Lab 3: Frequency Response of Difference Equations
An Nth-order linear constant-coefficient difference equation is of the form
The frequency response of such a system can be determined by finding its
impulse response h[n], and taking the Fourier transform of h[n]. In
this week's lab, you will implement a second-order difference equation
in real time, measure its frequency response, and compare it to the
Consider the difference equation
y[n] = 0.5 y[n-1] - 0.7 y[n-2] + 0.75 x[n] + 0.75 x[n-3]
- Find the impulse response h[n] of the system.
- Find the Fourier transform
of the impulse response.
- Plot the magnitude of
and the phase of
using MATLAB (or some other program).
- The 56002 samples signals at 48 kHz. Thus the Nyquist frequency
is 24 kHz. The highest possible discrete-time frequency is ,
this corresponds to the Nyquist frequency of 24 kHz. Plot the magnitude
vs. the input continuous-time frequency f, and the phase
vs. the input continuous-time frequency f using MATLAB (or

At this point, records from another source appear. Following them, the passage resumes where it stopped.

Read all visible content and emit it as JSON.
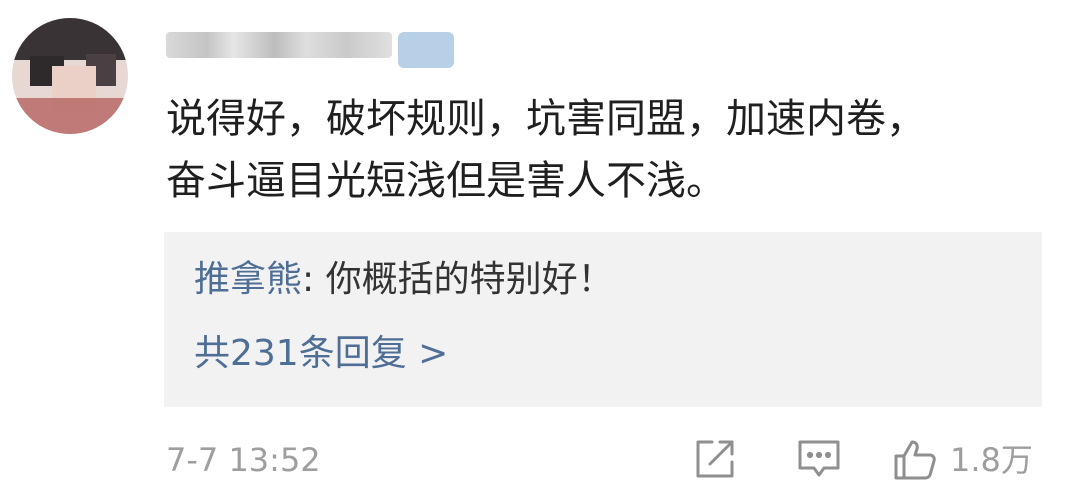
{
  "comment": {
    "text": "说得好，破坏规则，坑害同盟，加速内卷，\n奋斗逼目光短浅但是害人不浅。"
  },
  "reply_preview": {
    "author": "推拿熊",
    "separator": ": ",
    "text": "你概括的特别好！",
    "total_label": "共231条回复 >"
  },
  "footer": {
    "timestamp": "7-7 13:52",
    "like_count": "1.8万"
  },
  "icons": {
    "share": "share-icon",
    "reply": "comment-icon",
    "like": "thumbs-up-icon"
  },
  "colors": {
    "link": "#4f6e96",
    "meta": "#9e9e9e",
    "reply_bg": "#f2f2f2"
  }
}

some other program).
- Implement the difference equation on the 56002. Use the program
from Lab 2 which reads data from the A/D and writes it to the D/A at
48 kHz. Between reading and writing the data, process it with the
difference equation. On one channel of the D/A put out the processed
data. On the other channel put out the unprocessed data. You will have to
set aside storage locations for x[n-1], x[n-2], x[n-3], y[n-1] and
y[n-2]. To do this, you should set aside storage for these variables
in one of the data spaces. Here is how you might set aside storage for
org x:$100 ; put data starting at $100 in X data space
ynm1 ds 1 ; set aside one word for y[n-1]
You also need to set aside storage for the coefficients a1, a2, b0,
b1, b2, and b3. Here is how you might do that:
org y:$0 ; put data starting at $0 in Y data space
a1 dc -0.5 ; set aside one word for a1
You could then calculate y[n] like this:
mpy -x0,y0,a ; -a1 y(n-1) -> acc a
mac -x0,y0,a ; -a1 y(n-1) -a2 y(n-2) -> acc a
When you get done calculating y[n] you will need to update your variables:
what is now x[n-1] will, next time through, be x[n-2]:
move x:xnm1,x0 ; Replace x[n-2] by x[n-1] for next pass
move x0,xnm2 ; through filter
- Use a sine wave from your function generator. Measure
and plot the amplitude and phase of the output from 100 Hz to 20 kHz.
Compare to the plots of Part 3. One possible way to plot your data is to
record the data in a table, and then enter it into MATLAB. You can then plot
your data points as, say, and `o', and plot it over the plot you made for
- Use an audio CD as a signal source. How does the music sound different
after being filtered?